▶ [WORK ITEM] Look for the string "plugins" in the listing. Copy each line that has it.

★ ★ ★

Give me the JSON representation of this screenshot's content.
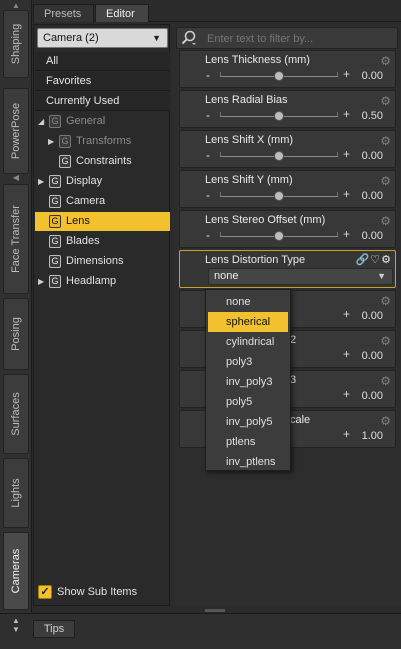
{
  "vtabs": [
    {
      "label": "Shaping",
      "active": false
    },
    {
      "label": "PowerPose",
      "active": false
    },
    {
      "label": "Face Transfer",
      "active": false
    },
    {
      "label": "Posing",
      "active": false
    },
    {
      "label": "Surfaces",
      "active": false
    },
    {
      "label": "Lights",
      "active": false
    },
    {
      "label": "Cameras",
      "active": true
    }
  ],
  "top_tabs": {
    "presets": "Presets",
    "editor": "Editor"
  },
  "left": {
    "dropdown": "Camera (2)",
    "groups": {
      "all": "All",
      "favorites": "Favorites",
      "currently_used": "Currently Used"
    },
    "tree": {
      "general": "General",
      "transforms": "Transforms",
      "constraints": "Constraints",
      "display": "Display",
      "camera": "Camera",
      "lens": "Lens",
      "blades": "Blades",
      "dimensions": "Dimensions",
      "headlamp": "Headlamp"
    },
    "group_glyph": "G",
    "show_sub_items": "Show Sub Items",
    "check_glyph": "✓"
  },
  "filter": {
    "placeholder": "Enter text to filter by..."
  },
  "props": {
    "lens_thickness": {
      "title": "Lens Thickness (mm)",
      "value": "0.00",
      "level": 0.5
    },
    "lens_radial_bias": {
      "title": "Lens Radial Bias",
      "value": "0.50",
      "level": 0.5
    },
    "lens_shift_x": {
      "title": "Lens Shift X (mm)",
      "value": "0.00",
      "level": 0.5
    },
    "lens_shift_y": {
      "title": "Lens Shift Y (mm)",
      "value": "0.00",
      "level": 0.5
    },
    "lens_stereo_offset": {
      "title": "Lens Stereo Offset (mm)",
      "value": "0.00",
      "level": 0.5
    },
    "lens_distortion_type": {
      "title": "Lens Distortion Type",
      "value": "none"
    },
    "hidden1": {
      "value": "0.00"
    },
    "hidden2": {
      "title": "2",
      "value": "0.00"
    },
    "hidden3": {
      "title": "3",
      "value": "0.00"
    },
    "hidden4": {
      "title": "cale",
      "value": "1.00"
    }
  },
  "menu": {
    "items": [
      "none",
      "spherical",
      "cylindrical",
      "poly3",
      "inv_poly3",
      "poly5",
      "inv_poly5",
      "ptlens",
      "inv_ptlens"
    ],
    "selected": "spherical"
  },
  "glyphs": {
    "minus": "-",
    "plus": "+",
    "gear": "⚙",
    "dropdown_arrow": "▼",
    "expand": "▶",
    "ltype_icons": "🔗♡⚙"
  },
  "bottom": {
    "tips": "Tips"
  },
  "colors": {
    "accent": "#f2c12e"
  }
}
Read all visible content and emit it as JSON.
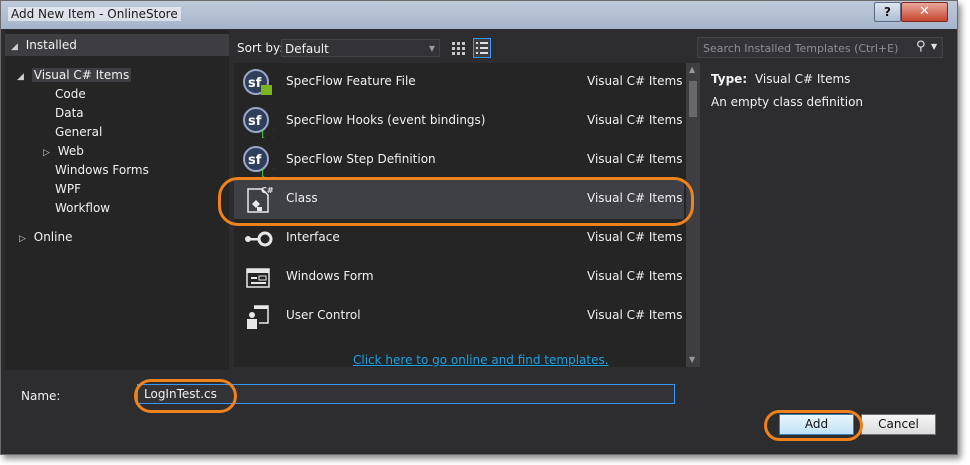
{
  "window": {
    "title": "Add New Item - OnlineStore",
    "help_label": "?",
    "close_label": "✕"
  },
  "tree": {
    "installed": "Installed",
    "root": "Visual C# Items",
    "children": [
      "Code",
      "Data",
      "General",
      "Web",
      "Windows Forms",
      "WPF",
      "Workflow"
    ],
    "online": "Online"
  },
  "sort": {
    "label": "Sort by:",
    "value": "Default"
  },
  "templates": [
    {
      "name": "SpecFlow Feature File",
      "category": "Visual C# Items",
      "icon": "specflow-feature-icon"
    },
    {
      "name": "SpecFlow Hooks (event bindings)",
      "category": "Visual C# Items",
      "icon": "specflow-hooks-icon"
    },
    {
      "name": "SpecFlow Step Definition",
      "category": "Visual C# Items",
      "icon": "specflow-step-icon"
    },
    {
      "name": "Class",
      "category": "Visual C# Items",
      "icon": "csharp-class-icon"
    },
    {
      "name": "Interface",
      "category": "Visual C# Items",
      "icon": "interface-icon"
    },
    {
      "name": "Windows Form",
      "category": "Visual C# Items",
      "icon": "windows-form-icon"
    },
    {
      "name": "User Control",
      "category": "Visual C# Items",
      "icon": "user-control-icon"
    }
  ],
  "online_link": "Click here to go online and find templates.",
  "search": {
    "placeholder": "Search Installed Templates (Ctrl+E)"
  },
  "description": {
    "type_label": "Type:",
    "type_value": "Visual C# Items",
    "text": "An empty class definition"
  },
  "name_field": {
    "label": "Name:",
    "value": "LogInTest.cs"
  },
  "buttons": {
    "add": "Add",
    "cancel": "Cancel"
  },
  "colors": {
    "highlight_ring": "#f0821e",
    "link": "#1ba1e2",
    "background": "#2d2d30"
  }
}
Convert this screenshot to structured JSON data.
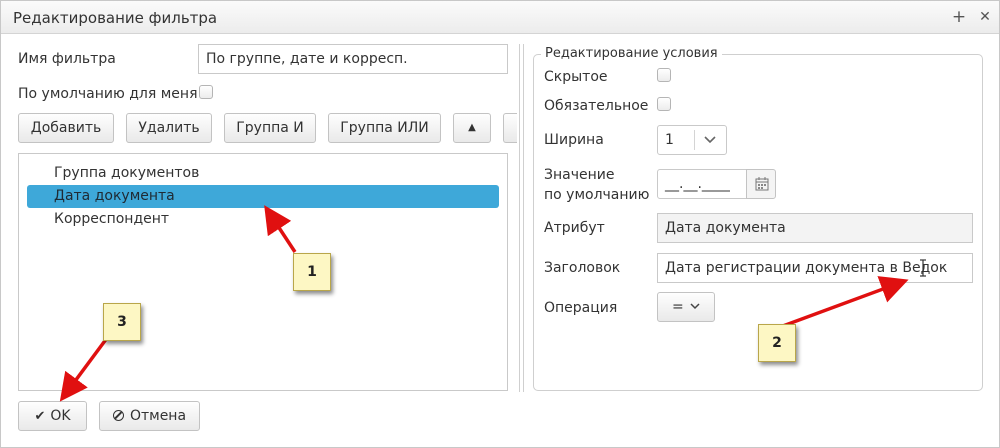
{
  "window": {
    "title": "Редактирование фильтра",
    "maximize_glyph": "+",
    "close_glyph": "✕"
  },
  "left": {
    "filter_name_label": "Имя фильтра",
    "filter_name_value": "По группе, дате и корресп.",
    "default_label": "По умолчанию для меня",
    "default_checked": false,
    "toolbar": {
      "add": "Добавить",
      "delete": "Удалить",
      "group_and": "Группа И",
      "group_or": "Группа ИЛИ",
      "up_glyph": "▲"
    },
    "tree_items": [
      {
        "label": "Группа документов",
        "selected": false
      },
      {
        "label": "Дата документа",
        "selected": true
      },
      {
        "label": "Корреспондент",
        "selected": false
      }
    ]
  },
  "condition": {
    "legend": "Редактирование условия",
    "hidden_label": "Скрытое",
    "hidden_checked": false,
    "required_label": "Обязательное",
    "required_checked": false,
    "width_label": "Ширина",
    "width_value": "1",
    "default_value_label_line1": "Значение",
    "default_value_label_line2": "по умолчанию",
    "default_value_mask": "__.__.____",
    "attribute_label": "Атрибут",
    "attribute_value": "Дата документа",
    "header_label": "Заголовок",
    "header_value": "Дата регистрации документа в Ведок",
    "operation_label": "Операция",
    "operation_value": "="
  },
  "footer": {
    "ok_label": "OK",
    "cancel_label": "Отмена"
  },
  "annotations": {
    "callout_1": "1",
    "callout_2": "2",
    "callout_3": "3",
    "arrow_color": "#e01010",
    "callout_fill": "#fdf7c4"
  },
  "colors": {
    "selection": "#3ea8d9"
  }
}
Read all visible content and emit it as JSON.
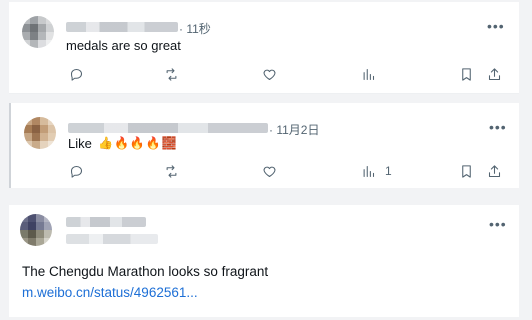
{
  "posts": [
    {
      "time": "· 11秒",
      "text": "medals are so great",
      "actions": {
        "views": ""
      }
    },
    {
      "time": "· 11月2日",
      "text": "Like",
      "emojis": [
        "👍",
        "🔥",
        "🔥",
        "🔥",
        "🧱"
      ],
      "actions": {
        "views": "1"
      }
    },
    {
      "text": "The Chengdu Marathon looks so fragrant",
      "link": "m.weibo.cn/status/4962561..."
    }
  ],
  "more_label": "•••",
  "colors": {
    "link": "#1d6fd6",
    "muted": "#536471",
    "text": "#0f1419"
  }
}
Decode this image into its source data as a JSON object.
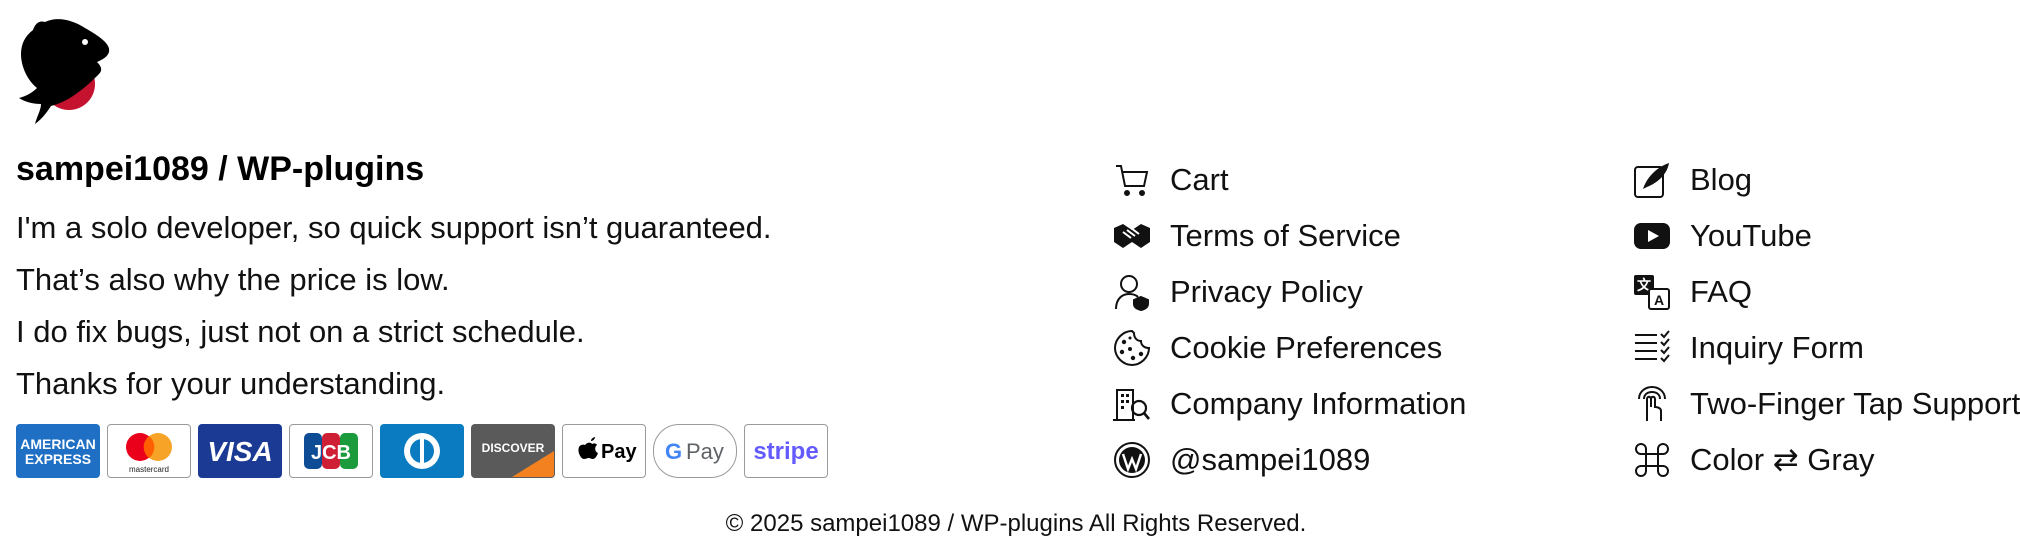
{
  "site": {
    "title": "sampei1089 / WP-plugins",
    "description": [
      "I'm a solo developer, so quick support isn’t guaranteed.",
      "That’s also why the price is low.",
      "I do fix bugs, just not on a strict schedule.",
      "Thanks for your understanding."
    ]
  },
  "payments": [
    {
      "name": "American Express",
      "icon": "amex-icon"
    },
    {
      "name": "Mastercard",
      "icon": "mastercard-icon",
      "text": "mastercard"
    },
    {
      "name": "Visa",
      "icon": "visa-icon",
      "text": "VISA"
    },
    {
      "name": "JCB",
      "icon": "jcb-icon",
      "text": "JCB"
    },
    {
      "name": "Diners Club",
      "icon": "diners-icon"
    },
    {
      "name": "Discover",
      "icon": "discover-icon",
      "text": "DISCOVER"
    },
    {
      "name": "Apple Pay",
      "icon": "apple-pay-icon",
      "text": "Pay"
    },
    {
      "name": "Google Pay",
      "icon": "google-pay-icon",
      "text": "Pay"
    },
    {
      "name": "Stripe",
      "icon": "stripe-icon",
      "text": "stripe"
    }
  ],
  "amex": {
    "line1": "AMERICAN",
    "line2": "EXPRESS"
  },
  "nav": {
    "col1": [
      {
        "label": "Cart",
        "icon": "cart-icon"
      },
      {
        "label": "Terms of Service",
        "icon": "handshake-icon"
      },
      {
        "label": "Privacy Policy",
        "icon": "user-shield-icon"
      },
      {
        "label": "Cookie Preferences",
        "icon": "cookie-icon"
      },
      {
        "label": "Company Information",
        "icon": "building-search-icon"
      },
      {
        "label": "@sampei1089",
        "icon": "wordpress-icon"
      }
    ],
    "col2": [
      {
        "label": "Blog",
        "icon": "quill-icon"
      },
      {
        "label": "YouTube",
        "icon": "youtube-icon"
      },
      {
        "label": "FAQ",
        "icon": "translate-icon"
      },
      {
        "label": "Inquiry Form",
        "icon": "checklist-icon"
      },
      {
        "label": "Two-Finger Tap Support",
        "icon": "two-finger-tap-icon"
      },
      {
        "label": "Color ⇄ Gray",
        "icon": "command-icon"
      }
    ]
  },
  "footer": {
    "copyright": "© 2025 sampei1089 / WP-plugins All Rights Reserved."
  },
  "colors": {
    "text": "#111111",
    "logo_red": "#c4122f",
    "amex_blue": "#1f6fc4",
    "visa_blue": "#1a3a94",
    "stripe_purple": "#635bff"
  }
}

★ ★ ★

▶ [WRITTEN SOLUTION]
    "title": "sampei1089 / WP-plugins",
    "copyright": "© 2025 sampei1089 / WP-plugins All Rights Reserved."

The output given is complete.